In Suffolk County, the state has offered to buy out more than 600 homes located in flood-prone areas (most of them directly along the waterfront) in parts of Lindenhurst, Oakdale, Sayville, Bayport, Patchogue, Mastic Beach, as well as the Flanders section of Riverhead.

Those offered to participate in the state’s voluntary buyout program for Suffolk County are receiving offers of as much as $729,750 for single-family homes and as much as $934,200 for two-family homes.

The state has promised pre-Sandy market value, plus a 10 percent incentive. An additional 5 percent incentive is also available if the homeowner buys a new home in Suffolk County.

Of the 613 homes receiving the offer, the state has received 70 applications back from homeowners interested in the buyout.

The state’s plans with the bought-out-homes involve knocking it down to turn it into an area of nature or parkland.

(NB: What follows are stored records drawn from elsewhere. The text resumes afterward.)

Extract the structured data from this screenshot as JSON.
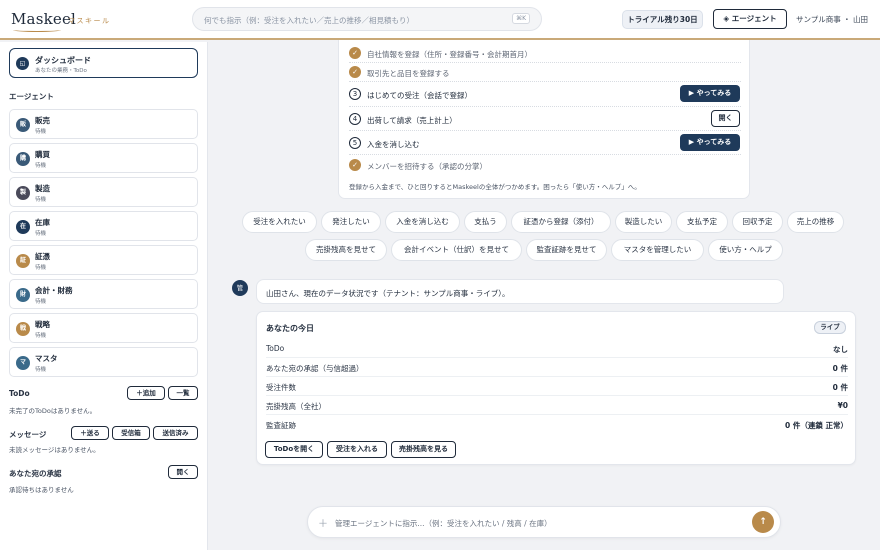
{
  "header": {
    "logo": "Maskeel",
    "logo_sub": "マスキール",
    "search_placeholder": "何でも指示（例：受注を入れたい／売上の推移／相見積もり）",
    "search_shortcut": "⌘K",
    "trial": "トライアル残り30日",
    "agent_button": "◈ エージェント",
    "user": "サンプル商事 ・ 山田"
  },
  "sidebar": {
    "dashboard": {
      "icon": "◱",
      "title": "ダッシュボード",
      "subtitle": "あなたの業務・ToDo"
    },
    "agents_label": "エージェント",
    "agents": [
      {
        "icon": "販",
        "name": "販売",
        "status": "待機",
        "color": "#3a5a78"
      },
      {
        "icon": "購",
        "name": "購買",
        "status": "待機",
        "color": "#3a5a78"
      },
      {
        "icon": "製",
        "name": "製造",
        "status": "待機",
        "color": "#4a4a5a"
      },
      {
        "icon": "在",
        "name": "在庫",
        "status": "待機",
        "color": "#1f3a5a"
      },
      {
        "icon": "証",
        "name": "証憑",
        "status": "待機",
        "color": "#b98a4a"
      },
      {
        "icon": "財",
        "name": "会計・財務",
        "status": "待機",
        "color": "#3a6a8a"
      },
      {
        "icon": "戦",
        "name": "戦略",
        "status": "待機",
        "color": "#b98a4a"
      },
      {
        "icon": "マ",
        "name": "マスタ",
        "status": "待機",
        "color": "#3a6a8a"
      }
    ],
    "todo": {
      "label": "ToDo",
      "add": "＋追加",
      "list": "一覧",
      "empty": "未完了のToDoはありません。"
    },
    "messages": {
      "label": "メッセージ",
      "send": "＋送る",
      "inbox": "受信箱",
      "sent": "送信済み",
      "empty": "未読メッセージはありません。"
    },
    "approvals": {
      "label": "あなた宛の承認",
      "open": "開く",
      "empty": "承認待ちはありません"
    }
  },
  "onboarding": {
    "steps": [
      {
        "marker": "✓",
        "done": true,
        "text": "自社情報を登録（住所・登録番号・会計期首月）"
      },
      {
        "marker": "✓",
        "done": true,
        "text": "取引先と品目を登録する"
      },
      {
        "marker": "3",
        "done": false,
        "text": "はじめての受注（会話で登録）",
        "button": "▶ やってみる"
      },
      {
        "marker": "4",
        "done": false,
        "text": "出荷して請求（売上計上）",
        "button": "開く"
      },
      {
        "marker": "5",
        "done": false,
        "text": "入金を消し込む",
        "button": "▶ やってみる"
      },
      {
        "marker": "✓",
        "done": true,
        "text": "メンバーを招待する（承認の分掌）"
      }
    ],
    "footer": "登録から入金まで、ひと回りするとMaskeelの全体がつかめます。困ったら「使い方・ヘルプ」へ。"
  },
  "chips": [
    "受注を入れたい",
    "発注したい",
    "入金を消し込む",
    "支払う",
    "証憑から登録（添付）",
    "製造したい",
    "支払予定",
    "回収予定",
    "売上の推移",
    "売掛残高を見せて",
    "会計イベント（仕訳）を見せて",
    "監査証跡を見せて",
    "マスタを管理したい",
    "使い方・ヘルプ"
  ],
  "chat": {
    "avatar": "管",
    "message": "山田さん、現在のデータ状況です（テナント：サンプル商事・ライブ）。"
  },
  "today": {
    "title": "あなたの今日",
    "badge": "ライブ",
    "rows": [
      {
        "label": "ToDo",
        "value": "なし"
      },
      {
        "label": "あなた宛の承認（与信超過）",
        "value": "0 件"
      },
      {
        "label": "受注件数",
        "value": "0 件"
      },
      {
        "label": "売掛残高（全社）",
        "value": "¥0"
      },
      {
        "label": "監査証跡",
        "value": "0 件（連鎖 正常）"
      }
    ],
    "buttons": [
      "ToDoを開く",
      "受注を入れる",
      "売掛残高を見る"
    ]
  },
  "composer": {
    "plus": "＋",
    "placeholder": "管理エージェントに指示...（例：受注を入れたい / 残高 / 在庫）",
    "send": "↑"
  }
}
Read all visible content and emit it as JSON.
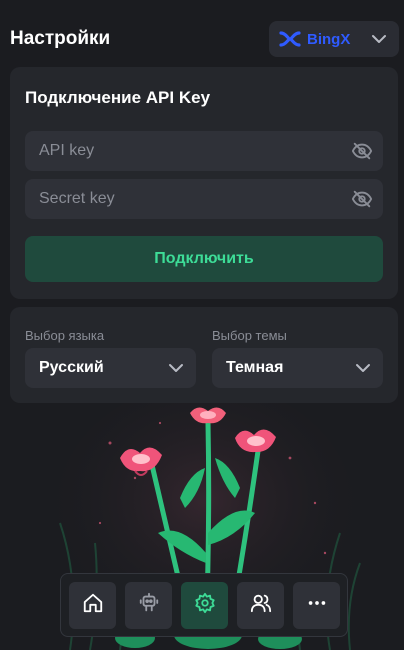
{
  "header": {
    "title": "Настройки",
    "exchange": {
      "name": "BingX",
      "logo_icon": "bingx-logo-icon",
      "dropdown_icon": "chevron-down-icon"
    }
  },
  "api_card": {
    "title": "Подключение API Key",
    "api_key": {
      "placeholder": "API key",
      "value": "",
      "toggle_icon": "eye-off-icon"
    },
    "secret_key": {
      "placeholder": "Secret key",
      "value": "",
      "toggle_icon": "eye-off-icon"
    },
    "connect_label": "Подключить"
  },
  "preferences": {
    "language": {
      "label": "Выбор языка",
      "selected": "Русский"
    },
    "theme": {
      "label": "Выбор темы",
      "selected": "Темная"
    }
  },
  "illustration": {
    "subject": "pink flowers and green leaves"
  },
  "bottom_nav": {
    "items": [
      {
        "icon": "home-icon",
        "active": false
      },
      {
        "icon": "robot-icon",
        "active": false
      },
      {
        "icon": "gear-icon",
        "active": true
      },
      {
        "icon": "users-icon",
        "active": false
      },
      {
        "icon": "more-dots-icon",
        "active": false
      }
    ]
  },
  "colors": {
    "background": "#1b1c20",
    "card": "#25272c",
    "field": "#2f3138",
    "accent_green": "#3ddc97",
    "active_green_bg": "#1f4a3d",
    "bingx_blue": "#2f5bff",
    "muted_text": "#8a8d96"
  }
}
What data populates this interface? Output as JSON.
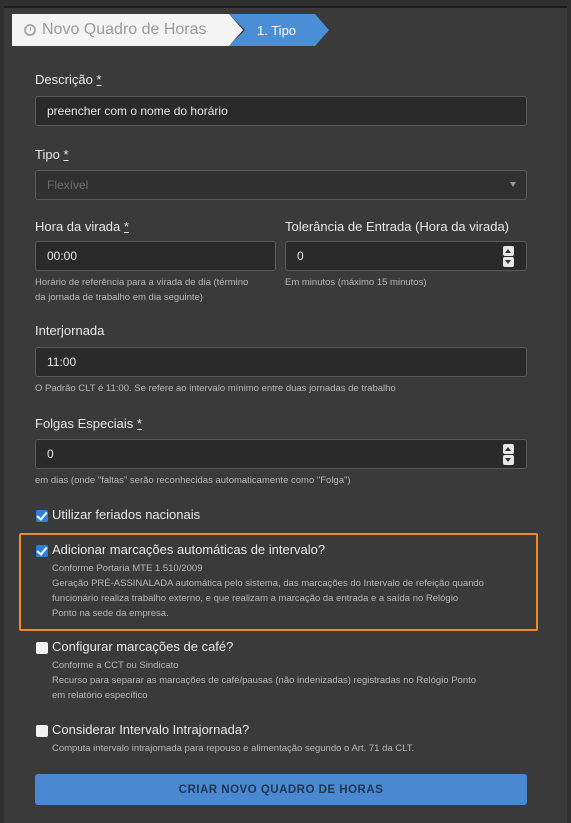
{
  "breadcrumb": {
    "title": "Novo Quadro de Horas",
    "step": "1. Tipo",
    "title_icon": "clock-icon"
  },
  "descricao": {
    "label": "Descrição",
    "value": "preencher com o nome do horário"
  },
  "tipo": {
    "label": "Tipo",
    "value": "Flexível"
  },
  "hora_virada": {
    "label": "Hora da virada",
    "value": "00:00",
    "help_line1": "Horário de referência para a virada de dia (término",
    "help_line2": "da jornada de trabalho em dia seguinte)"
  },
  "tolerancia": {
    "label": "Tolerância de Entrada (Hora da virada)",
    "value": "0",
    "help": "Em minutos (máximo 15 minutos)"
  },
  "interjornada": {
    "label": "Interjornada",
    "value": "11:00",
    "help": "O Padrão CLT é 11:00. Se refere ao intervalo mínimo entre duas jornadas de trabalho"
  },
  "folgas": {
    "label": "Folgas Especiais",
    "value": "0",
    "help": "em dias (onde \"faltas\" serão reconhecidas automaticamente como \"Folga\")"
  },
  "required_mark": "*",
  "feriados": {
    "label": "Utilizar feriados nacionais",
    "checked": true
  },
  "intervalo": {
    "label": "Adicionar marcações automáticas de intervalo?",
    "checked": true,
    "line1": "Conforme Portaria MTE 1.510/2009",
    "line2": "Geração PRÉ-ASSINALADA automática pelo sistema, das marcações do Intervalo de refeição quando",
    "line3": "funcionário realiza trabalho externo, e que realizam a marcação da entrada e a saída no Relógio",
    "line4": "Ponto na sede da empresa."
  },
  "cafe": {
    "label": "Configurar marcações de café?",
    "checked": false,
    "line1": "Conforme a CCT ou Sindicato",
    "line2": "Recurso para separar as marcações de café/pausas (não indenizadas) registradas no Relógio Ponto",
    "line3": "em relatório específico"
  },
  "intrajornada": {
    "label": "Considerar Intervalo Intrajornada?",
    "checked": false,
    "line1": "Computa intervalo intrajornada para repouso e alimentação segundo o Art. 71 da CLT."
  },
  "submit": {
    "label": "CRIAR NOVO QUADRO DE HORAS"
  },
  "colors": {
    "accent": "#4a8fd6",
    "highlight": "#f08a24",
    "background": "#3a3a3a"
  }
}
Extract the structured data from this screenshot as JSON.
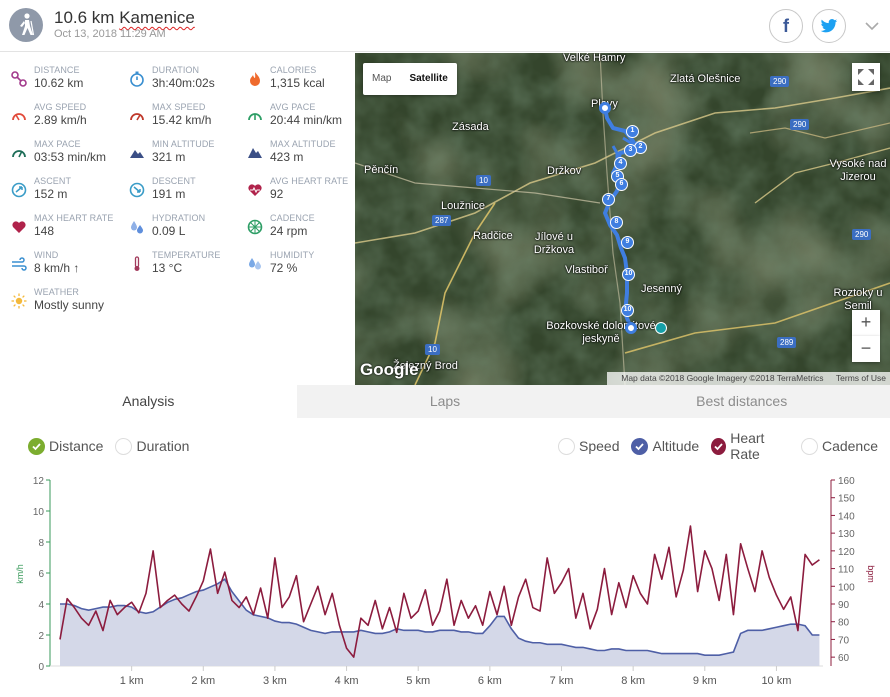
{
  "header": {
    "distance": "10.6 km",
    "place": "Kamenice",
    "datetime": "Oct 13, 2018 11:29 AM"
  },
  "stats": [
    {
      "label": "DISTANCE",
      "value": "10.62 km",
      "icon": "distance-icon"
    },
    {
      "label": "DURATION",
      "value": "3h:40m:02s",
      "icon": "stopwatch-icon"
    },
    {
      "label": "CALORIES",
      "value": "1,315 kcal",
      "icon": "flame-icon"
    },
    {
      "label": "AVG SPEED",
      "value": "2.89 km/h",
      "icon": "speedometer-icon"
    },
    {
      "label": "MAX SPEED",
      "value": "15.42 km/h",
      "icon": "speedometer-max-icon"
    },
    {
      "label": "AVG PACE",
      "value": "20:44 min/km",
      "icon": "pace-icon"
    },
    {
      "label": "MAX PACE",
      "value": "03:53 min/km",
      "icon": "pace-max-icon"
    },
    {
      "label": "MIN ALTITUDE",
      "value": "321 m",
      "icon": "mountain-min-icon"
    },
    {
      "label": "MAX ALTITUDE",
      "value": "423 m",
      "icon": "mountain-max-icon"
    },
    {
      "label": "ASCENT",
      "value": "152 m",
      "icon": "ascent-icon"
    },
    {
      "label": "DESCENT",
      "value": "191 m",
      "icon": "descent-icon"
    },
    {
      "label": "AVG HEART RATE",
      "value": "92",
      "icon": "heart-rate-icon"
    },
    {
      "label": "MAX HEART RATE",
      "value": "148",
      "icon": "heart-max-icon"
    },
    {
      "label": "HYDRATION",
      "value": "0.09 L",
      "icon": "water-drops-icon"
    },
    {
      "label": "CADENCE",
      "value": "24 rpm",
      "icon": "cadence-wheel-icon"
    },
    {
      "label": "WIND",
      "value": "8 km/h ↑",
      "icon": "wind-icon"
    },
    {
      "label": "TEMPERATURE",
      "value": "13 °C",
      "icon": "thermometer-icon"
    },
    {
      "label": "HUMIDITY",
      "value": "72 %",
      "icon": "humidity-icon"
    },
    {
      "label": "WEATHER",
      "value": "Mostly sunny",
      "icon": "sun-icon"
    }
  ],
  "map": {
    "toggle_map": "Map",
    "toggle_satellite": "Satellite",
    "zoom_in": "+",
    "zoom_out": "−",
    "google": "Google",
    "attribution": "Map data ©2018 Google Imagery ©2018 TerraMetrics",
    "terms": "Terms of Use",
    "labels": [
      "Velké Hamry",
      "Zlatá Olešnice",
      "Plavy",
      "Zásada",
      "Pěnčín",
      "Držkov",
      "Vysoké nad Jizerou",
      "Loužnice",
      "Radčice",
      "Jílové u Držkova",
      "Vlastiboř",
      "Jesenný",
      "Roztoky u Semil",
      "Bozkovské dolomitové jeskyně",
      "Železný Brod"
    ],
    "roads": [
      "290",
      "290",
      "10",
      "287",
      "290",
      "10",
      "289"
    ],
    "markers": [
      "1",
      "2",
      "3",
      "4",
      "5",
      "6",
      "7",
      "8",
      "9",
      "10",
      "10"
    ]
  },
  "tabs": [
    "Analysis",
    "Laps",
    "Best distances"
  ],
  "toggles": {
    "left": [
      {
        "label": "Distance",
        "checked": true
      },
      {
        "label": "Duration",
        "checked": false
      }
    ],
    "right": [
      {
        "label": "Speed",
        "checked": false
      },
      {
        "label": "Altitude",
        "checked": true
      },
      {
        "label": "Heart Rate",
        "checked": true
      },
      {
        "label": "Cadence",
        "checked": false
      }
    ]
  },
  "colors": {
    "check_green": "#7cad2f",
    "altitude": "#4e5fa6",
    "heart_rate": "#8c1c3e",
    "speed_axis": "#3a9a5b"
  },
  "chart_data": {
    "type": "line",
    "x": [
      0,
      0.1,
      0.2,
      0.3,
      0.4,
      0.5,
      0.6,
      0.7,
      0.8,
      0.9,
      1.0,
      1.1,
      1.2,
      1.3,
      1.4,
      1.5,
      1.6,
      1.7,
      1.8,
      1.9,
      2.0,
      2.1,
      2.2,
      2.3,
      2.4,
      2.5,
      2.6,
      2.7,
      2.8,
      2.9,
      3.0,
      3.1,
      3.2,
      3.3,
      3.4,
      3.5,
      3.6,
      3.7,
      3.8,
      3.9,
      4.0,
      4.1,
      4.2,
      4.3,
      4.4,
      4.5,
      4.6,
      4.7,
      4.8,
      4.9,
      5.0,
      5.1,
      5.2,
      5.3,
      5.4,
      5.5,
      5.6,
      5.7,
      5.8,
      5.9,
      6.0,
      6.1,
      6.2,
      6.3,
      6.4,
      6.5,
      6.6,
      6.7,
      6.8,
      6.9,
      7.0,
      7.1,
      7.2,
      7.3,
      7.4,
      7.5,
      7.6,
      7.7,
      7.8,
      7.9,
      8.0,
      8.1,
      8.2,
      8.3,
      8.4,
      8.5,
      8.6,
      8.7,
      8.8,
      8.9,
      9.0,
      9.1,
      9.2,
      9.3,
      9.4,
      9.5,
      9.6,
      9.7,
      9.8,
      9.9,
      10.0,
      10.1,
      10.2,
      10.3,
      10.4,
      10.5,
      10.6
    ],
    "xlabel": "",
    "x_ticks": [
      "1 km",
      "2 km",
      "3 km",
      "4 km",
      "5 km",
      "6 km",
      "7 km",
      "8 km",
      "9 km",
      "10 km"
    ],
    "x_tick_values": [
      1,
      2,
      3,
      4,
      5,
      6,
      7,
      8,
      9,
      10
    ],
    "xlim": [
      0,
      10.65
    ],
    "y_left": {
      "label": "km/h",
      "ticks": [
        "0",
        "2",
        "4",
        "6",
        "8",
        "10",
        "12"
      ],
      "lim": [
        0,
        12
      ]
    },
    "y_right": {
      "label": "bpm",
      "ticks": [
        "60",
        "70",
        "80",
        "90",
        "100",
        "110",
        "120",
        "130",
        "140",
        "150",
        "160"
      ],
      "lim": [
        55,
        160
      ]
    },
    "series": [
      {
        "name": "Altitude",
        "axis": "left",
        "values": [
          4.0,
          4.0,
          3.9,
          3.7,
          3.6,
          3.7,
          3.8,
          3.8,
          3.9,
          3.9,
          3.8,
          3.5,
          3.4,
          3.5,
          3.8,
          4.1,
          4.3,
          4.4,
          4.6,
          4.8,
          4.9,
          5.1,
          5.3,
          5.6,
          4.8,
          4.2,
          3.6,
          3.3,
          3.2,
          3.1,
          2.9,
          2.8,
          2.8,
          2.7,
          2.5,
          2.3,
          2.2,
          2.1,
          2.2,
          2.2,
          2.2,
          2.2,
          2.3,
          2.2,
          2.1,
          2.1,
          2.2,
          2.4,
          2.3,
          2.3,
          2.3,
          2.2,
          2.2,
          2.3,
          2.3,
          2.3,
          2.2,
          2.2,
          2.1,
          2.1,
          2.6,
          3.2,
          3.2,
          2.4,
          1.8,
          1.6,
          1.5,
          1.5,
          1.4,
          1.4,
          1.4,
          1.3,
          1.2,
          1.2,
          1.1,
          1.0,
          1.0,
          1.1,
          1.1,
          1.0,
          1.0,
          1.0,
          1.0,
          0.9,
          0.8,
          0.8,
          0.8,
          0.8,
          0.8,
          0.8,
          0.7,
          0.7,
          0.7,
          0.8,
          0.9,
          2.1,
          2.3,
          2.3,
          2.3,
          2.4,
          2.5,
          2.6,
          2.7,
          2.7,
          2.6,
          2.0,
          2.0
        ]
      },
      {
        "name": "Heart Rate",
        "axis": "right",
        "values": [
          70,
          93,
          88,
          82,
          78,
          86,
          75,
          92,
          84,
          88,
          91,
          85,
          96,
          120,
          88,
          92,
          95,
          90,
          86,
          94,
          103,
          121,
          96,
          108,
          92,
          88,
          94,
          84,
          99,
          82,
          116,
          88,
          94,
          106,
          80,
          90,
          100,
          84,
          96,
          78,
          65,
          60,
          82,
          78,
          92,
          76,
          88,
          74,
          96,
          82,
          86,
          98,
          78,
          86,
          104,
          78,
          92,
          82,
          89,
          78,
          97,
          84,
          100,
          78,
          94,
          104,
          88,
          86,
          116,
          96,
          102,
          110,
          82,
          96,
          76,
          87,
          110,
          84,
          102,
          88,
          106,
          96,
          90,
          118,
          104,
          122,
          94,
          109,
          134,
          97,
          120,
          110,
          92,
          118,
          84,
          124,
          110,
          97,
          120,
          105,
          95,
          87,
          94,
          75,
          118,
          112,
          115
        ]
      }
    ]
  }
}
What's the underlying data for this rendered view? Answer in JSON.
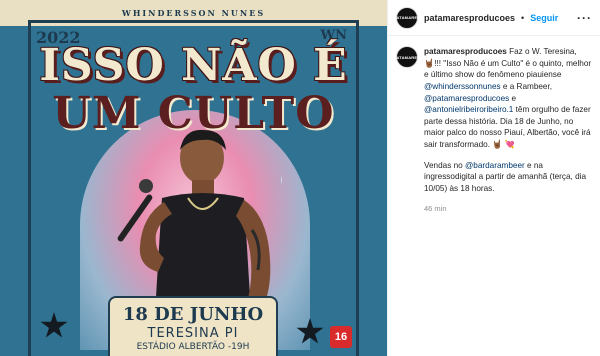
{
  "poster": {
    "brand": "WHINDERSSON NUNES",
    "year": "2022",
    "monogram": "WN",
    "title_line1": "ISSO NÃO É",
    "title_line2": "UM CULTO",
    "date": "18 DE JUNHO",
    "city": "TERESINA PI",
    "venue": "ESTÁDIO ALBERTÃO -19H",
    "rating": "16"
  },
  "post": {
    "avatar_text": "PATAMARES",
    "username": "patamaresproducoes",
    "separator": "•",
    "follow_label": "Seguir",
    "more_label": "···",
    "caption_username": "patamaresproducoes",
    "caption_p1": "Faz o W. Teresina, 🤘🏾!!! \"Isso Não é um Culto\" é o quinto, melhor e último show do fenômeno piauiense",
    "mention_whindersson": "@whinderssonnunes",
    "caption_p1b": "e a Rambeer,",
    "mention_patamares": "@patamaresproducoes",
    "caption_p1c": "e",
    "mention_antonio": "@antonielribeiroribeiro.1",
    "caption_p1d": "têm orgulho de fazer parte dessa história. Dia 18 de Junho, no maior palco do nosso Piauí, Albertão, você irá sair transformado. 🤘🏾 💘",
    "caption_p2a": "Vendas no",
    "mention_bar": "@bardarambeer",
    "caption_p2b": "e na ingressodigital a partir de amanhã (terça, dia 10/05) às 18 horas.",
    "timestamp": "46 min"
  },
  "colors": {
    "poster_blue": "#2f7291",
    "poster_cream": "#efe4c6",
    "poster_navy": "#1d3a4f",
    "title_maroon": "#5b1f1f",
    "follow_blue": "#0095f6",
    "mention_blue": "#00376b",
    "rating_red": "#d92b2b"
  }
}
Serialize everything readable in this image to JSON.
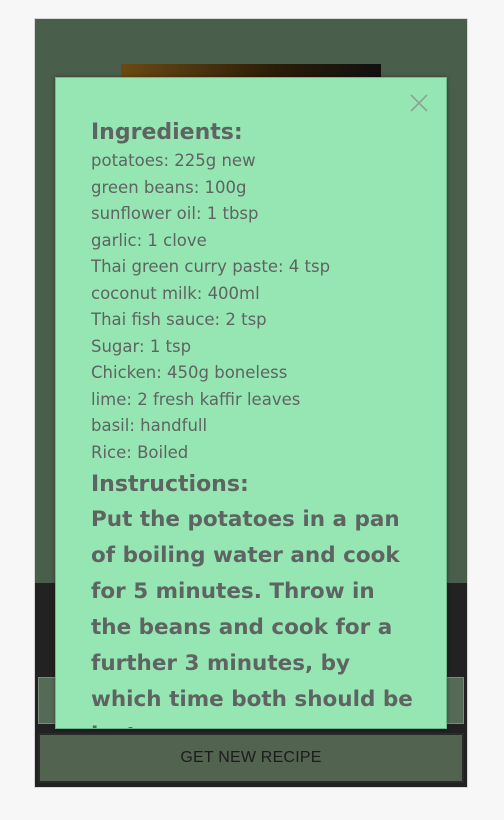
{
  "modal": {
    "ingredients_heading": "Ingredients:",
    "ingredients": [
      "potatoes: 225g new",
      "green beans: 100g",
      "sunflower oil: 1 tbsp",
      "garlic: 1 clove",
      "Thai green curry paste: 4 tsp",
      "coconut milk: 400ml",
      "Thai fish sauce: 2 tsp",
      "Sugar: 1 tsp",
      "Chicken: 450g boneless",
      "lime: 2 fresh kaffir leaves",
      "basil: handfull",
      "Rice: Boiled"
    ],
    "instructions_heading": "Instructions:",
    "instructions_text": "Put the potatoes in a pan of boiling water and cook for 5 minutes. Throw in the beans and cook for a further 3 minutes, by which time both should be just"
  },
  "footer": {
    "get_recipe_label": "GET NEW RECIPE"
  },
  "icons": {
    "close": "close-icon"
  },
  "colors": {
    "modal_bg": "#96e6b3",
    "app_bg": "#4a5e4c",
    "text": "#5e6461"
  }
}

It will serve as a buffer against the chance of future storms.

The state is challenged in turning the land into nature or parkland if only a few lots participate and there are existing homes in between.

Conditional offers to the first 25 applicants are expected to be made this month and can take 12 to 16 weeks for deals to close.

No buyouts have been offered in Nassau County since there wasn’t widespread interest, according to state officials.

As recovery continues on Long Island, there will also be efforts to make Long Island’s electric grid more resilient in flood-prone areas. Governor Andrew M. Cuomo announced today that federal funding will be dedicated to elevating substations.

[Source: WNYC; FiOS News; Governor Andrew M. Cuomo.]

Photo Courtesy of Thomas Gernon.